The colours aren't right either. Blue? For a Metrolink stop? They are always, always yellow and grey; they're almost as obsessive about it as Merseyrail. Any ironwork or canopy gets a slap of the corporate colours, making it immediately obvious that there's a tram stop there. The blue and white is just plain wrong. It's not even the teal of the old Metrolink livery. It looks like they've tried to do a tram stop without Metrolink's input - note there's a lack of a Metrolink flag, too. This is disappointing. EastEnders has had a Walford East station on its set for decades, and it looks fantastic. Weatherfield North... doesn't.
This might be overthinking; it might be personal bias. I've been spending months visiting every Metrolink tram stop, plus years before that visiting every railway station in the north, so I'm pretty familiar with the architectural features and design of Manchester's transport network. I looked at the photo of Weatherfield North and I was disappointed. It isn't right. I accept, for millions of Corrie viewers, it doesn't matter; they won't even notice. It's just that the Weatherfield of Coronation Street has always been proud to be part of Manchester, and the Metrolink is a Manchester legend. They should treat it with respect.
Let's finish with something a bit more fun; a look at the geography of the tram stop. Many thanks to regular blog contributor David Chew for this map of the new set.

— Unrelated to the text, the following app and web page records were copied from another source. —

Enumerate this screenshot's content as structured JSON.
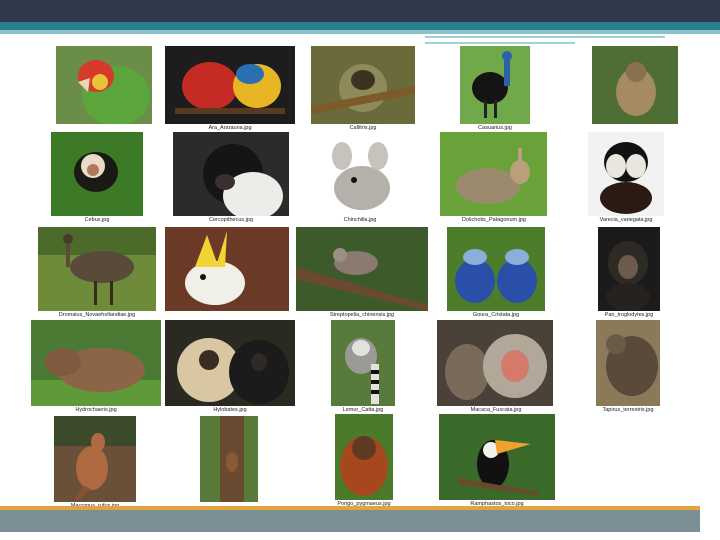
{
  "captions": {
    "ara": "Ara_Ararauna.jpg",
    "callitrix": "Callitrix.jpg",
    "casuarius": "Casuarius.jpg",
    "cebus": "Cebus.jpg",
    "cercopithecus": "Cercopithecus.jpg",
    "chinchilla": "Chinchilla.jpg",
    "dolichotis": "Dolichotis_Patagonum.jpg",
    "varecia": "Varecia_variegata.jpg",
    "dromaius": "Dromaius_Novaehollandiae.jpg",
    "streptopelia": "Streptopelia_chinensis.jpg",
    "goura": "Goura_Cristata.jpg",
    "pan": "Pan_troglodytes.jpg",
    "hydrochaeris": "Hydrochaeris.jpg",
    "hylobates": "Hylobates.jpg",
    "lemur": "Lemur_Catta.jpg",
    "macaca": "Macaca_Fuscata.jpg",
    "tapirus": "Tapirus_terrestris.jpg",
    "macropus": "Macropus_rufus.jpg",
    "pongo": "Pongo_pygmaeus.jpg",
    "ramphastos": "Ramphastos_toco.jpg"
  }
}
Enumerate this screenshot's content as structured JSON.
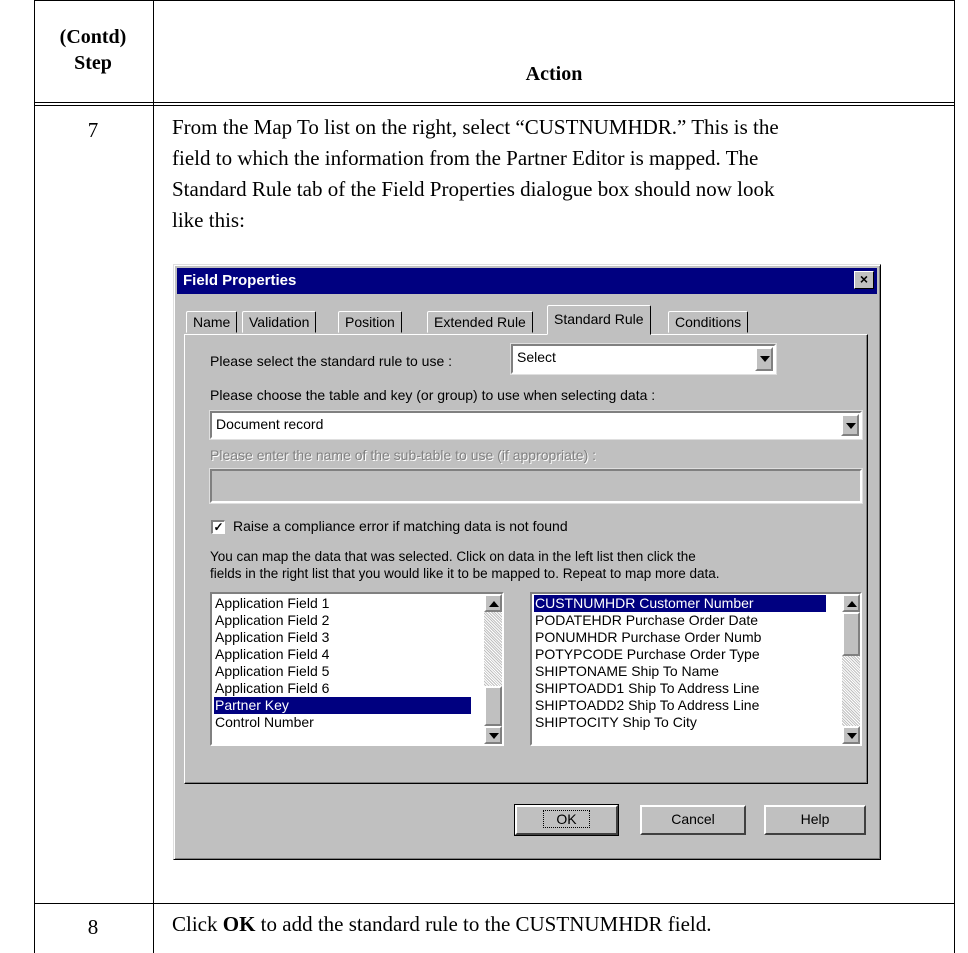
{
  "table": {
    "header_step": "(Contd)\nStep",
    "header_step_l1": "(Contd)",
    "header_step_l2": "Step",
    "header_action": "Action",
    "rows": [
      {
        "step": "7",
        "lines": [
          "From the Map To list on the right, select “CUSTNUMHDR.” This is the",
          "field to which the information from the Partner Editor is mapped. The",
          "Standard Rule tab of the Field Properties dialogue box should now look",
          "like this:"
        ]
      },
      {
        "step": "8",
        "pre": "Click ",
        "bold": "OK",
        "post": " to add the standard rule to the CUSTNUMHDR field."
      }
    ]
  },
  "dialog": {
    "title": "Field Properties",
    "close_glyph": "×",
    "tabs": [
      "Name",
      "Validation",
      "Position",
      "Extended Rule",
      "Standard Rule",
      "Conditions"
    ],
    "active_tab": "Standard Rule",
    "rule_label": "Please select the standard rule to use :",
    "rule_value": "Select",
    "table_label": "Please choose the table and key (or group) to use when selecting data :",
    "table_value": "Document record",
    "subtable_label": "Please enter the name of the sub-table to use (if appropriate) :",
    "subtable_value": "",
    "compliance_checked": true,
    "compliance_check_glyph": "✓",
    "compliance_label": "Raise a compliance error if matching data is not found",
    "instructions_1": "You can map the data that was selected. Click on data in the left list then click the",
    "instructions_2": "fields in the right list that you would like it to be mapped to. Repeat to map more data.",
    "left_list": [
      "Application Field 1",
      "Application Field 2",
      "Application Field 3",
      "Application Field 4",
      "Application Field 5",
      "Application Field 6",
      "Partner Key",
      "Control Number"
    ],
    "left_selected": "Partner Key",
    "right_list": [
      "CUSTNUMHDR Customer Number",
      "PODATEHDR Purchase Order Date",
      "PONUMHDR Purchase Order Numb",
      "POTYPCODE Purchase Order Type",
      "SHIPTONAME Ship To Name",
      "SHIPTOADD1 Ship To Address Line",
      "SHIPTOADD2 Ship To Address Line",
      "SHIPTOCITY Ship To City"
    ],
    "right_selected": "CUSTNUMHDR Customer Number",
    "ok_label": "OK",
    "cancel_label": "Cancel",
    "help_label": "Help"
  },
  "colors": {
    "dialog_face": "#c0c0c0",
    "titlebar": "#000080",
    "selection": "#000080"
  }
}
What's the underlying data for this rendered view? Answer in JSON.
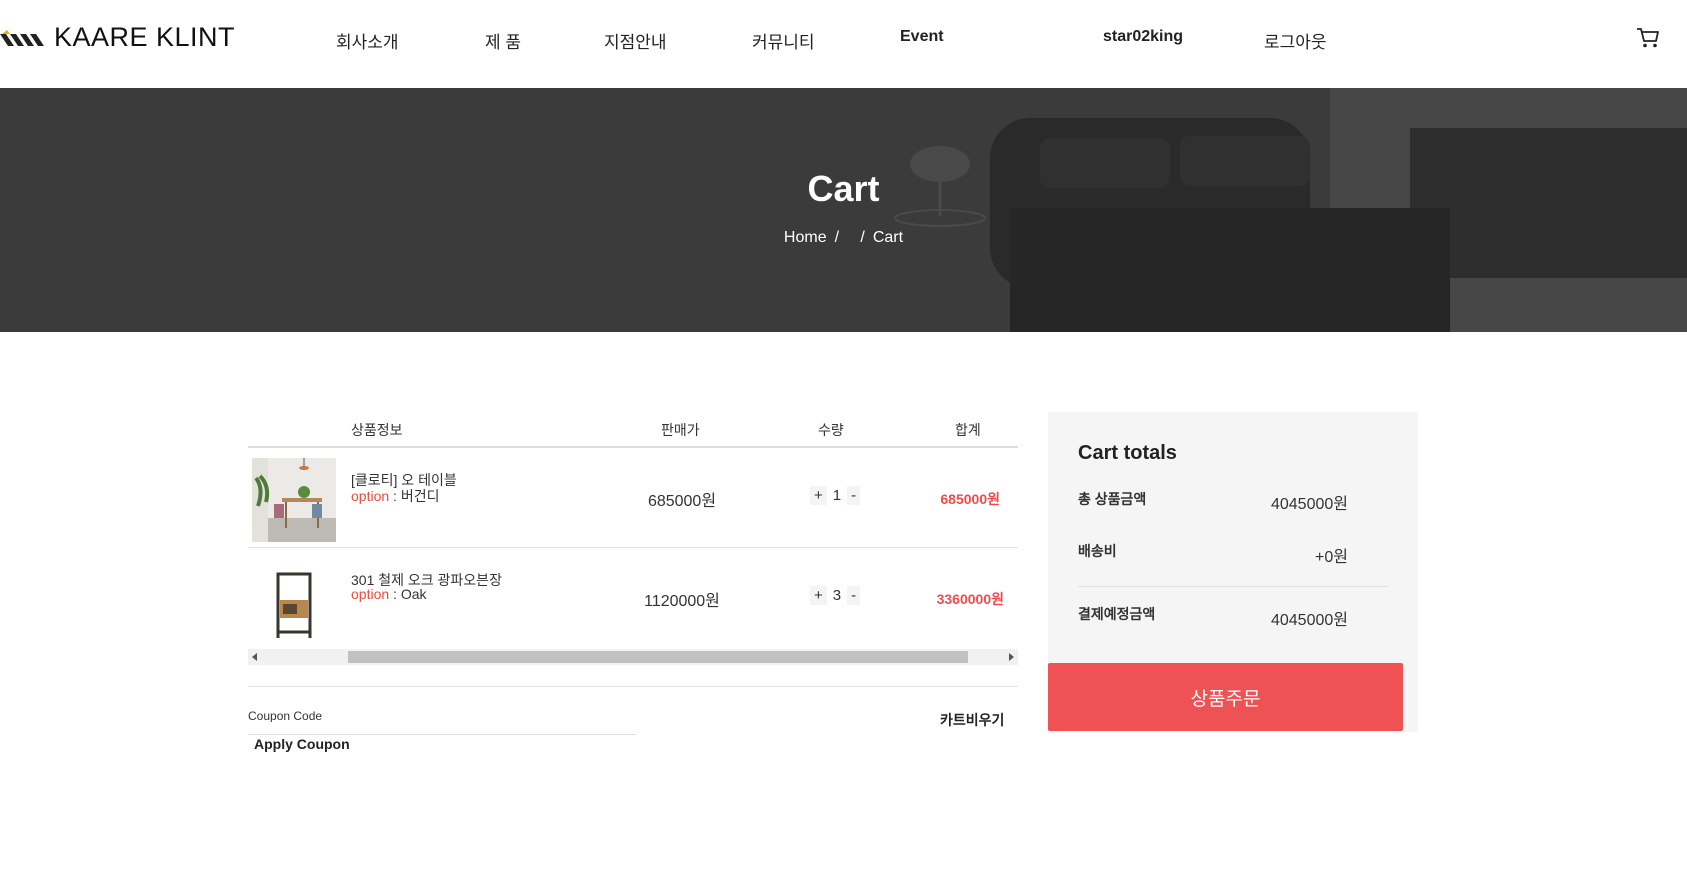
{
  "header": {
    "logo_text": "KAARE KLINT",
    "nav": [
      "회사소개",
      "제 품",
      "지점안내",
      "커뮤니티",
      "Event",
      "star02king",
      "로그아웃"
    ]
  },
  "hero": {
    "title": "Cart",
    "breadcrumb_home": "Home",
    "breadcrumb_sep1": "/",
    "breadcrumb_sep2": "/",
    "breadcrumb_current": "Cart"
  },
  "cart": {
    "columns": [
      "상품정보",
      "판매가",
      "수량",
      "합계"
    ],
    "items": [
      {
        "name": "[클로티] 오 테이블",
        "option_label": "option",
        "option_value": " : 버건디",
        "price": "685000원",
        "qty_plus": "+",
        "qty": "1",
        "qty_minus": "-",
        "total": "685000원"
      },
      {
        "name": "301 철제 오크 광파오븐장",
        "option_label": "option",
        "option_value": " : Oak",
        "price": "1120000원",
        "qty_plus": "+",
        "qty": "3",
        "qty_minus": "-",
        "total": "3360000원"
      }
    ],
    "coupon_label": "Coupon Code",
    "apply_coupon": "Apply Coupon",
    "clear_cart": "카트비우기"
  },
  "totals": {
    "title": "Cart totals",
    "subtotal_label": "총 상품금액",
    "subtotal_value": "4045000원",
    "shipping_label": "배송비",
    "shipping_value": "+0원",
    "grand_label": "결제예정금액",
    "grand_value": "4045000원",
    "order_button": "상품주문"
  },
  "colors": {
    "accent": "#ef5255",
    "price_red": "#ef4b4b",
    "hero_bg": "#3a3a3a"
  }
}
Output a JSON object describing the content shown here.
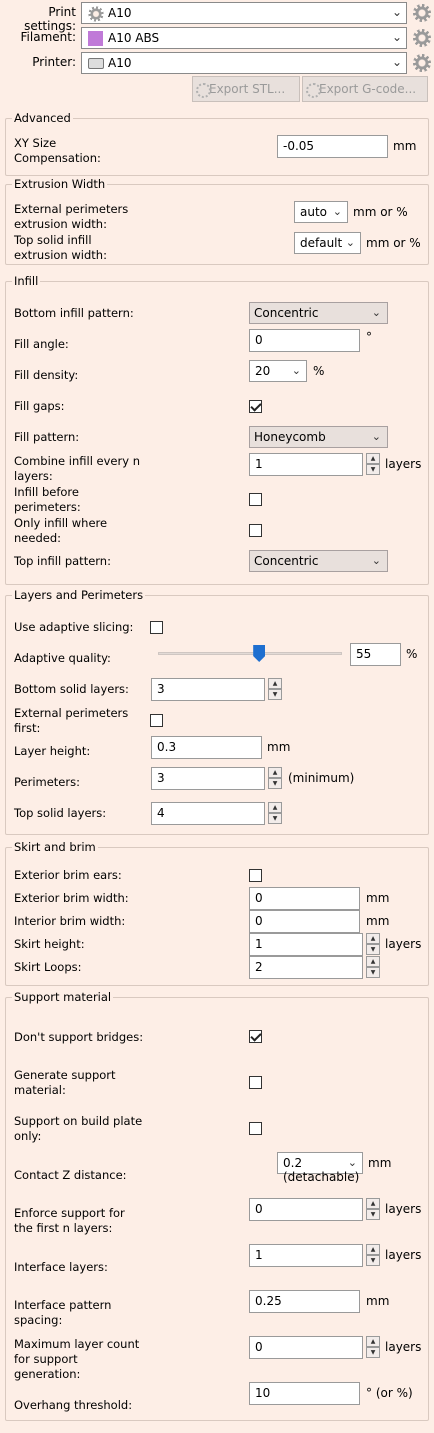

It seems there are in fact two separate tram routes (in blue) running parallel to one another; the one at the top of Coronation Street itself, and this new route with the tram stop on it. The alternative is that the trams do a huge loop round the back of Mawdsley Street, which seems unlikely. Presumably there's a junction further along where the lines merge, which helps us to place Weatherfield North on the Metrolink map. Weatherfield has long been analogous to Salford, so it would seem to be somewhere around Pomona and Cornbrook. Perhaps Weatherfield North is on a branch heading off at Cornbrook towards the new developments at Salford, I mean, Weatherfield Quays, while the Coronation Street line is the route to Pomona? In real life that'd put Coronation Street in the middle of a dock, but I'm clutching at straws here.
It's good that we finally know where Deirdre Barlow was getting the tram to work from after all these years. It's just a shame that the stop isn't as well designed as the pool hall or the estate agents. Maybe we can have another crash to knock it down and rebuild it.